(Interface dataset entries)
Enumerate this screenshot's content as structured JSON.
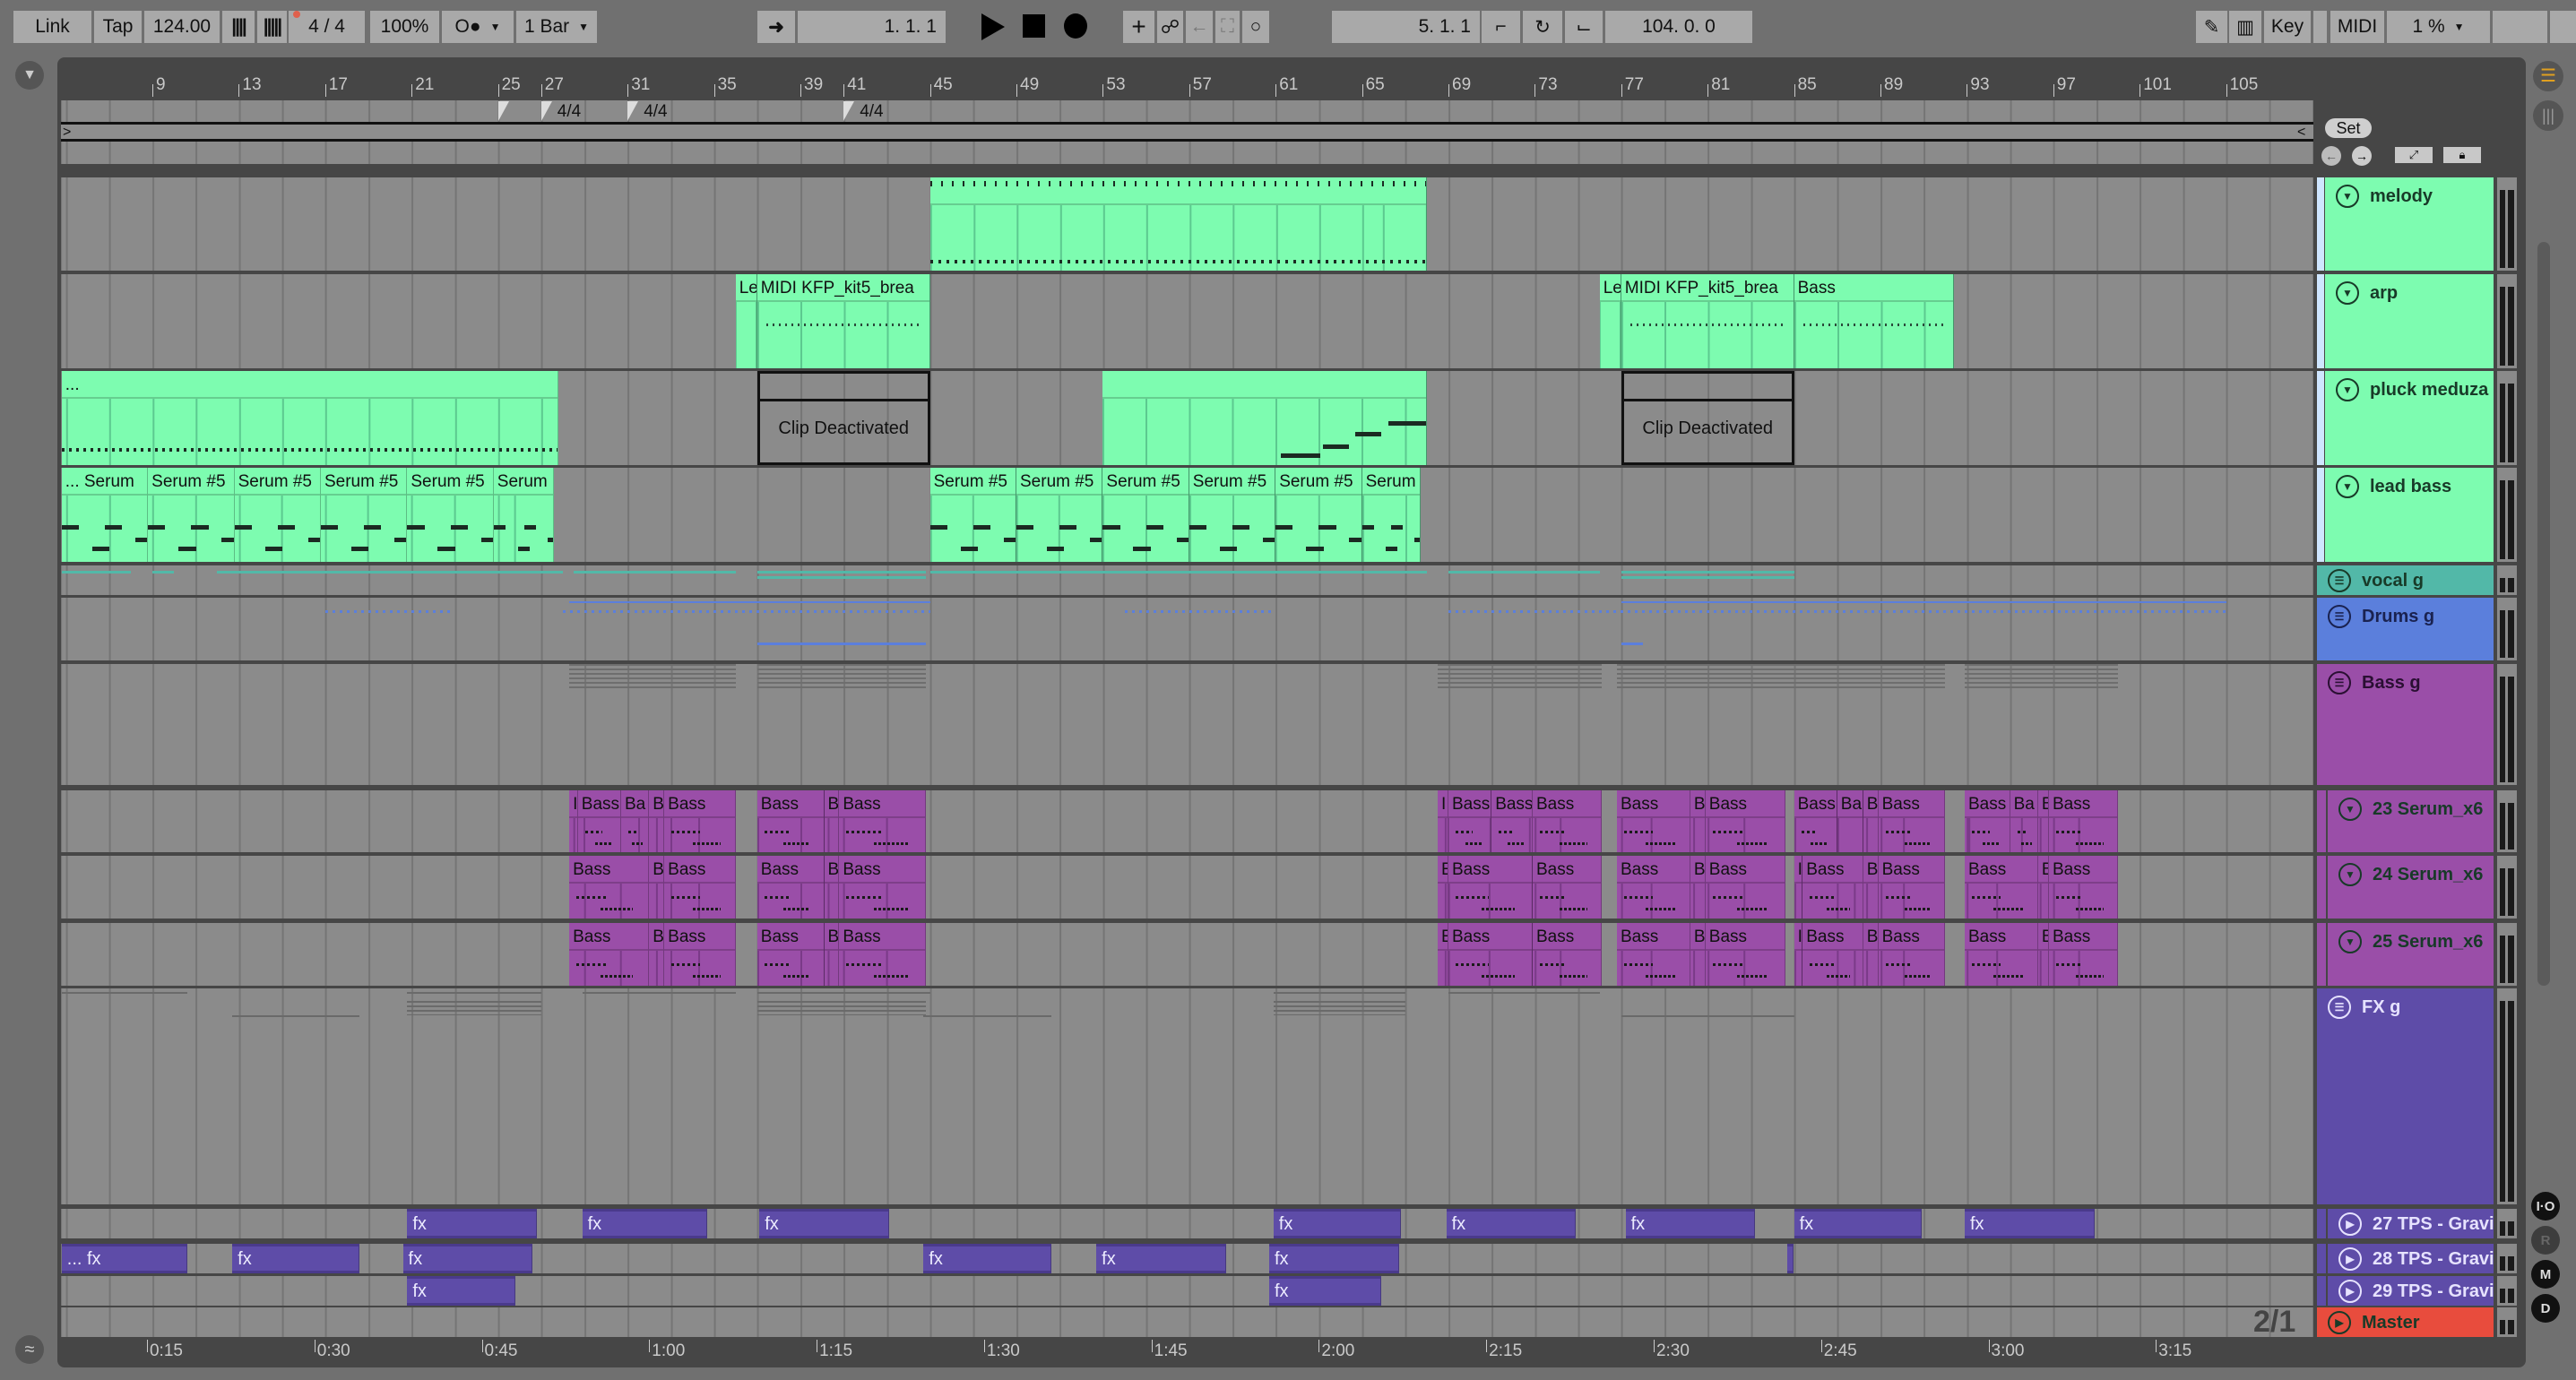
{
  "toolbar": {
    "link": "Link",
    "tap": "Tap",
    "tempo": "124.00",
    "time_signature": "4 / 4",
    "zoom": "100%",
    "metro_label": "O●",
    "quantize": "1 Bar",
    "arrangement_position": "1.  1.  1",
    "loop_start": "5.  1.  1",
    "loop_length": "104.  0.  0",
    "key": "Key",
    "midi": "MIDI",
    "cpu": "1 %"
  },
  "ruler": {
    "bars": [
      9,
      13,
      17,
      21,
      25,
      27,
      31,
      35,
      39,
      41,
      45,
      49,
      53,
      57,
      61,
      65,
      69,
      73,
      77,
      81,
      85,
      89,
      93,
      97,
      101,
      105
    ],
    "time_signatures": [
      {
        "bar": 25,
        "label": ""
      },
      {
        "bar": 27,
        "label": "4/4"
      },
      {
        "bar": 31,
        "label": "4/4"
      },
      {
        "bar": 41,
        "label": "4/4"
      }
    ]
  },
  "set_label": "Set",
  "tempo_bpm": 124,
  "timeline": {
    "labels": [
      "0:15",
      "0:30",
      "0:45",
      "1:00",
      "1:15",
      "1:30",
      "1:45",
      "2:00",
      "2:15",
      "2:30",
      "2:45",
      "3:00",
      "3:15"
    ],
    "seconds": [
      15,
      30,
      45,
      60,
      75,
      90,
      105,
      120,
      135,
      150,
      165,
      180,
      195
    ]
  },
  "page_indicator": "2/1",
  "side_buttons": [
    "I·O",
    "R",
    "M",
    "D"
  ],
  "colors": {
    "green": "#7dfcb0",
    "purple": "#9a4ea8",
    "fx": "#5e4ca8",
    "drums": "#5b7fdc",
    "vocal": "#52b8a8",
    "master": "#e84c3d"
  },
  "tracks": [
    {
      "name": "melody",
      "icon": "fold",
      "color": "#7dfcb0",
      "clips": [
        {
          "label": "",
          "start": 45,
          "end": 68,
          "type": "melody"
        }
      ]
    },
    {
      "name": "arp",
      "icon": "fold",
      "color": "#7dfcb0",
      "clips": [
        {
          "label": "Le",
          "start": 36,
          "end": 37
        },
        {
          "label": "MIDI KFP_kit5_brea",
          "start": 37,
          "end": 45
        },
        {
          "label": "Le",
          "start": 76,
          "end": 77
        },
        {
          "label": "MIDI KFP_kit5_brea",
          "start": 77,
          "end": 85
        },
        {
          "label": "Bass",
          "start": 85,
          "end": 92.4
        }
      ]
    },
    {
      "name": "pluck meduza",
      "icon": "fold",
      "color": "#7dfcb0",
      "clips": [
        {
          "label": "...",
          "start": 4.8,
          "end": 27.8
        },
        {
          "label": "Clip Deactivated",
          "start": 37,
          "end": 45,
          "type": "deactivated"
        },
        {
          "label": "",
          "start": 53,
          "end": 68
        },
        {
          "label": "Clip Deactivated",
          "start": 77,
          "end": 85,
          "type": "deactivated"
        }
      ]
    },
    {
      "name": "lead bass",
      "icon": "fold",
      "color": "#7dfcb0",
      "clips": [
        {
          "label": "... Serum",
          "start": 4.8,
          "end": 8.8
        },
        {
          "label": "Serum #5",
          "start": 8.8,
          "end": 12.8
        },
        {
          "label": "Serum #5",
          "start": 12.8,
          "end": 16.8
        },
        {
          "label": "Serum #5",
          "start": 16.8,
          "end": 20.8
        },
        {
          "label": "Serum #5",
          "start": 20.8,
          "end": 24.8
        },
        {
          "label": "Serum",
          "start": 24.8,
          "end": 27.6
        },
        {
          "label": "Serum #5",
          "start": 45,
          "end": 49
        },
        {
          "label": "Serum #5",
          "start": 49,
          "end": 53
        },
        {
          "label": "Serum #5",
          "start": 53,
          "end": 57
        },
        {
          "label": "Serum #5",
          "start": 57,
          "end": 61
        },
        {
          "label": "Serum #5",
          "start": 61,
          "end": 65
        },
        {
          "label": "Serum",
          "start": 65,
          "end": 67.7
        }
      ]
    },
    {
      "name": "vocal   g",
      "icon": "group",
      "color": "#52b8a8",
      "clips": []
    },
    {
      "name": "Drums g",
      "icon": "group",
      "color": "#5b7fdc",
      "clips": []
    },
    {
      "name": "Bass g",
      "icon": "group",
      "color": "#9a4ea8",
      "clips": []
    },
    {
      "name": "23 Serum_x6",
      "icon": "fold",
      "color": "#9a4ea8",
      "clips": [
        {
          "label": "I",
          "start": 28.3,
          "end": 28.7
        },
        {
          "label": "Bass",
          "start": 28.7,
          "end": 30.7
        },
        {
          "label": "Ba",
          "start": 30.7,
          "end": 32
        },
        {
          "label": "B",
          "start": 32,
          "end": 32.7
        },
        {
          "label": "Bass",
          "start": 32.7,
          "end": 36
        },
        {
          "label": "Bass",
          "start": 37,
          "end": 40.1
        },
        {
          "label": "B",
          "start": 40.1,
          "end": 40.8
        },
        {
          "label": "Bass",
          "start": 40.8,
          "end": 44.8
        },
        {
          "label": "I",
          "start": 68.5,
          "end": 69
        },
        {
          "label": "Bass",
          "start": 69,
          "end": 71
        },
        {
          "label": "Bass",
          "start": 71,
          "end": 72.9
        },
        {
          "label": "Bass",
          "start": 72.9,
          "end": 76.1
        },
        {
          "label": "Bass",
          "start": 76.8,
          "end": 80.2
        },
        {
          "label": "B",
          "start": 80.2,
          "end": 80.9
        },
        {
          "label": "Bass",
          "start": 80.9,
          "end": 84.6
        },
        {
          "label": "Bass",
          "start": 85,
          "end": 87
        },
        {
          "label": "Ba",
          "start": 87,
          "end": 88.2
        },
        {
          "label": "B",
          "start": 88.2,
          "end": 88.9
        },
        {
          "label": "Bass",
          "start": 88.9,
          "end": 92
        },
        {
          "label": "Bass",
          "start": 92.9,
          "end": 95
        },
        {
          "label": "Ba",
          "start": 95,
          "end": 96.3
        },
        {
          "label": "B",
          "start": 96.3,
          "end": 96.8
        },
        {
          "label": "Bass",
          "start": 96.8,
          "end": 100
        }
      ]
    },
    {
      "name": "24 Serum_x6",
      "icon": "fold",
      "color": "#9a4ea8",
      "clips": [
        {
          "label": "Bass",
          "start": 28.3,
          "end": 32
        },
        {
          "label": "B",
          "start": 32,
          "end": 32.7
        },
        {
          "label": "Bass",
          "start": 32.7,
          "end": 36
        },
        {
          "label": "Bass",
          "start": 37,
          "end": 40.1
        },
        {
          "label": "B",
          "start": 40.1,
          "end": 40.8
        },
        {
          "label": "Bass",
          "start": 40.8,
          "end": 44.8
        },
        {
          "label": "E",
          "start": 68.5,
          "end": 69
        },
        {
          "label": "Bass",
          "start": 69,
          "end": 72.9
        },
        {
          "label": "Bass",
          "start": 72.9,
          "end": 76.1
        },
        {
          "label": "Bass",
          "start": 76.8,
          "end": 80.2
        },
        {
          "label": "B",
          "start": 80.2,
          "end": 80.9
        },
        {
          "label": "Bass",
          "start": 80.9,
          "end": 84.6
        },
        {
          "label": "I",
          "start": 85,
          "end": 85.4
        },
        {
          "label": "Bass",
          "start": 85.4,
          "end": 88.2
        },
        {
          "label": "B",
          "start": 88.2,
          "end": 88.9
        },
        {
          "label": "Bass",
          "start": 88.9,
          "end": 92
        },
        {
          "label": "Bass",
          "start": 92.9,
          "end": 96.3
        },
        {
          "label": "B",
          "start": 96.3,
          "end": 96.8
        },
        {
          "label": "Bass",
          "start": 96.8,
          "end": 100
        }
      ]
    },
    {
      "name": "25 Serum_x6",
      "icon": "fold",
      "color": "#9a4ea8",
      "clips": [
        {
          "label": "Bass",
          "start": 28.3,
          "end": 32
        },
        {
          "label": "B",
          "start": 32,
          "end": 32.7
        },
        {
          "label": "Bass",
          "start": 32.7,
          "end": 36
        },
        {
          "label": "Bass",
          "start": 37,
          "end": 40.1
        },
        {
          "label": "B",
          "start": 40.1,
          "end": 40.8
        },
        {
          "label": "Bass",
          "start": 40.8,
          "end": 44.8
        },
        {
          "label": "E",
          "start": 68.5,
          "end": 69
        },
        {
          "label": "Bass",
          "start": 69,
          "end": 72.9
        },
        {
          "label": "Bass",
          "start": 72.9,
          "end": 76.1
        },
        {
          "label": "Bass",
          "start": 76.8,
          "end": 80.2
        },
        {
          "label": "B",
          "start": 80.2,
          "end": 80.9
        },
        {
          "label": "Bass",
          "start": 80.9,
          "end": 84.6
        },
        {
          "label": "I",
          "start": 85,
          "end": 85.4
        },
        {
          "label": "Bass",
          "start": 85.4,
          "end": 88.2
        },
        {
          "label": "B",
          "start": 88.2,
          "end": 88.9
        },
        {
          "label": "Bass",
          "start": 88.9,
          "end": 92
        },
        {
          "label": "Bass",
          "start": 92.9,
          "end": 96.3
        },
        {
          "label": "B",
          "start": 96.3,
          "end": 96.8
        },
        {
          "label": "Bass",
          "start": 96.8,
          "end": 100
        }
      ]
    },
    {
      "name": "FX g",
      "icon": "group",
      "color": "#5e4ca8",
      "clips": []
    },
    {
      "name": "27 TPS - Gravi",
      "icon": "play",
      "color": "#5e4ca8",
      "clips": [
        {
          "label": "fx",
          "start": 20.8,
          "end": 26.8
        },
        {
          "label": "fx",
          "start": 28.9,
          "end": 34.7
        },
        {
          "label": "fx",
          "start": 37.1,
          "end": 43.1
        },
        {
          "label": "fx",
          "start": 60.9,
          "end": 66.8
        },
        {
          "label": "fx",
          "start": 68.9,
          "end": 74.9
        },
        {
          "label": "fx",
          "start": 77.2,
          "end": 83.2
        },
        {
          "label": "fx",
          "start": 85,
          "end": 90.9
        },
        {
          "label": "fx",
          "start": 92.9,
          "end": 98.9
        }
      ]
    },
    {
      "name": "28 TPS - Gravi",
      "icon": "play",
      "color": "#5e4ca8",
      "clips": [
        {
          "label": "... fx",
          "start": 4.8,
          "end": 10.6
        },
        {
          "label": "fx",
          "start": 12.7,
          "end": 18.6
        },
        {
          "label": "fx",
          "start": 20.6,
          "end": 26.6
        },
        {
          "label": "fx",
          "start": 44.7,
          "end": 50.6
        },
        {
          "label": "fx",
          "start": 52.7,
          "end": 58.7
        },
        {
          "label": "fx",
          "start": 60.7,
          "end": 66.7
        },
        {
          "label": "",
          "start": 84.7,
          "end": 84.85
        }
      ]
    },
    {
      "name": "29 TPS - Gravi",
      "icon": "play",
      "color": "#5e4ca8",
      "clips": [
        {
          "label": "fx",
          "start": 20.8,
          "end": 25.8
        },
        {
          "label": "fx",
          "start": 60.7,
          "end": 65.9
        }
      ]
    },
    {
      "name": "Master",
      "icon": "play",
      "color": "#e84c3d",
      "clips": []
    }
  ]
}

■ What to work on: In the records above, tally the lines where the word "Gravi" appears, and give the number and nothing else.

■ The answer: 3